Daybreak finds us at the areas that we plan to hunt. Some days an excess of ten miles may be covered and others as little as one or two. The basic approach is to quietly sneak through feeding and bedding areas in hopes to catch up to a buck, sighting him before he is alerted. The rule here is simple, quiet, every move is calculated and done smoothly; all the while scanning up ahead for deer and your next step. At times you may come across an area that deserves a little stop to stand for a while. This is especially true if you run into a feeding doe, waiting to watch her backtrack will sometimes yield a trailing buck.
An overnight snowstorm brings even more excitement to the morning. After the storm the deer will be on the move feeding. This is an excellent time to cut a fresh set of buck tracks that adds a whole new element to the hunt. Trailing a big buck can be rewarding and frustrating but always an all-around learning experience. With this method you either get ‘em or you don’t, but he may help you learn his tendencies when he is pressured or just on his daily routine. The more experience and time spent applying this method to your area will help with success. You will soon learn that the big bucks utilize the same travel and escape routes year after year. These are key areas to remember, especially when hunting with others in your group. Many times if there are a few working an area remembering these corridors will lead to catching a buck trying to sneak out from one of your hunting partners. Usually, they are close and always willing to help you drag out your buck.

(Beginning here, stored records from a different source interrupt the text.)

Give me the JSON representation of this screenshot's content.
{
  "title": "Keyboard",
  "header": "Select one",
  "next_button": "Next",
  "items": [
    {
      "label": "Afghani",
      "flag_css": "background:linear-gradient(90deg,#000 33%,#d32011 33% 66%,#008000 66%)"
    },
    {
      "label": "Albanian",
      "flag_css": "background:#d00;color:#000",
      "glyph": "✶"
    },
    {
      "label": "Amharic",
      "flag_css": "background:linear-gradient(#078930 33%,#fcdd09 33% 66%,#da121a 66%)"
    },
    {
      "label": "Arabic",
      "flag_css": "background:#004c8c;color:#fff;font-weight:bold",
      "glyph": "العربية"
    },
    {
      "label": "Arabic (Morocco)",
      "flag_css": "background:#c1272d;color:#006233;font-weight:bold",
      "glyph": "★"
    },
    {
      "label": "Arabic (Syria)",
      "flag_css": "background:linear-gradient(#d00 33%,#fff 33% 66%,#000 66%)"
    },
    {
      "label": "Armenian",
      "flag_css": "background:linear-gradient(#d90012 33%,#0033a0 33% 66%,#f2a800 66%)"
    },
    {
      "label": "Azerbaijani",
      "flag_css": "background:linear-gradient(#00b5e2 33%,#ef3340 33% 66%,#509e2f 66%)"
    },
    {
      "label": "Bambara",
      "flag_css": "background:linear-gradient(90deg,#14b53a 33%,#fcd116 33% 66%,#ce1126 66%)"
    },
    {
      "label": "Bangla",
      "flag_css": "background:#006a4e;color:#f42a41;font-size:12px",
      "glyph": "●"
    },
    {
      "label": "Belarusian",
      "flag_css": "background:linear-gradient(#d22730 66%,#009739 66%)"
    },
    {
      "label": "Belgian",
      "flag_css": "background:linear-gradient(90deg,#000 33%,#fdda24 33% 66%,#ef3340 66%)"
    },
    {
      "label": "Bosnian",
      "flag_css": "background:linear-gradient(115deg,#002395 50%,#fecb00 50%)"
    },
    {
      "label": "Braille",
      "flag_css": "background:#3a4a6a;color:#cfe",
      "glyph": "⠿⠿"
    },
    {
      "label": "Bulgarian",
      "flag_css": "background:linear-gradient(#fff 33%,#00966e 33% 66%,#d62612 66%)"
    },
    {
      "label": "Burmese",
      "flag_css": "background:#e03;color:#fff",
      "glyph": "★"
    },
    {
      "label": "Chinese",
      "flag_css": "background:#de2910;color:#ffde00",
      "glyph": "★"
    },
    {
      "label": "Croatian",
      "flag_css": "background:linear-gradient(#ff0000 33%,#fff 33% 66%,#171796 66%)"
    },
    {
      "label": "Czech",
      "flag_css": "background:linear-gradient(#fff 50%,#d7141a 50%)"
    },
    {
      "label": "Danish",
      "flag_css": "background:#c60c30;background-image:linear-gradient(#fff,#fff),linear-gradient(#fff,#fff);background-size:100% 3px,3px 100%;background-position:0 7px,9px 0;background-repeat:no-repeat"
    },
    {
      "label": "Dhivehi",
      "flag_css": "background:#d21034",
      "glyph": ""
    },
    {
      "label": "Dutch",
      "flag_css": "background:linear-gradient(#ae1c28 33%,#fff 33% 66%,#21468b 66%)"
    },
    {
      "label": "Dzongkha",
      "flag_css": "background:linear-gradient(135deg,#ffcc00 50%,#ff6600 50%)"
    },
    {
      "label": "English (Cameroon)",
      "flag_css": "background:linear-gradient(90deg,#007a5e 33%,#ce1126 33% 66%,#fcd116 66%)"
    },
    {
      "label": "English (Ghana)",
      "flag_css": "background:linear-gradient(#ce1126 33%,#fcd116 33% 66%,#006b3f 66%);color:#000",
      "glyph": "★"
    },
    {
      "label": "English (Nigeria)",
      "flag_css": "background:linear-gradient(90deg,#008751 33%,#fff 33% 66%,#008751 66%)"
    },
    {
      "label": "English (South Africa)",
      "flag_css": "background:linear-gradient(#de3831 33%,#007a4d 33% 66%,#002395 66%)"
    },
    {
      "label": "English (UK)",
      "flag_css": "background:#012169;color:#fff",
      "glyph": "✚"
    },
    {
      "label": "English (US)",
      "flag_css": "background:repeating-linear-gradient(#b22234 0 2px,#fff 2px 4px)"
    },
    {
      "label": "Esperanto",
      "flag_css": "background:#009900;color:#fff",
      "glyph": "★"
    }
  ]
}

Just as important as keen woodsmanship skills, the right gear is essential and some tools could save your life. We opt for pump and lever action rifles. Varying from iron sights to low-powered scopes. The idea here is quick sighting and close shots. Previously stated, wool is the clothing of choice. Layering your clothing is also key to staying warm and comfortable. Cotton fabrics are better for wearing around camp. The reason is they hold moisture and will chill you when you stop moving. A compass is a must, even if you have a GPS. Other important must takes; lighter, topographic map, knife, flashlight, high energy snacks, a canteen and extra gloves. I prefer to hunt with a vest that has multiple pockets and pack space on your back that comes in handy for shedding a layer or two as the day warms up. Remember, you are going to be covering miles and you don’t want to carry too much extra weight. On that note, the hunt could turn into an endurance test. That big buck lives there every day and can cover two miles before you even figure out which way his tracks are going. The better shape you are in when you arrive in deer camp the better. You may need to cover some ground if you are on a hot track. Also, at the end of that track, if you are successful, you still have to get him out and chances are you will be pretty far from the vehicle.
This style of hunting may not be for everyone nor is it possible to do in all areas. But this is what I look forward to every fall. Success here isn’t measured in what is hanging on the pole but by the experience itself. Nine days of chasing whitetails from a traditional deer camp with a great bunch of guys. Now this is living!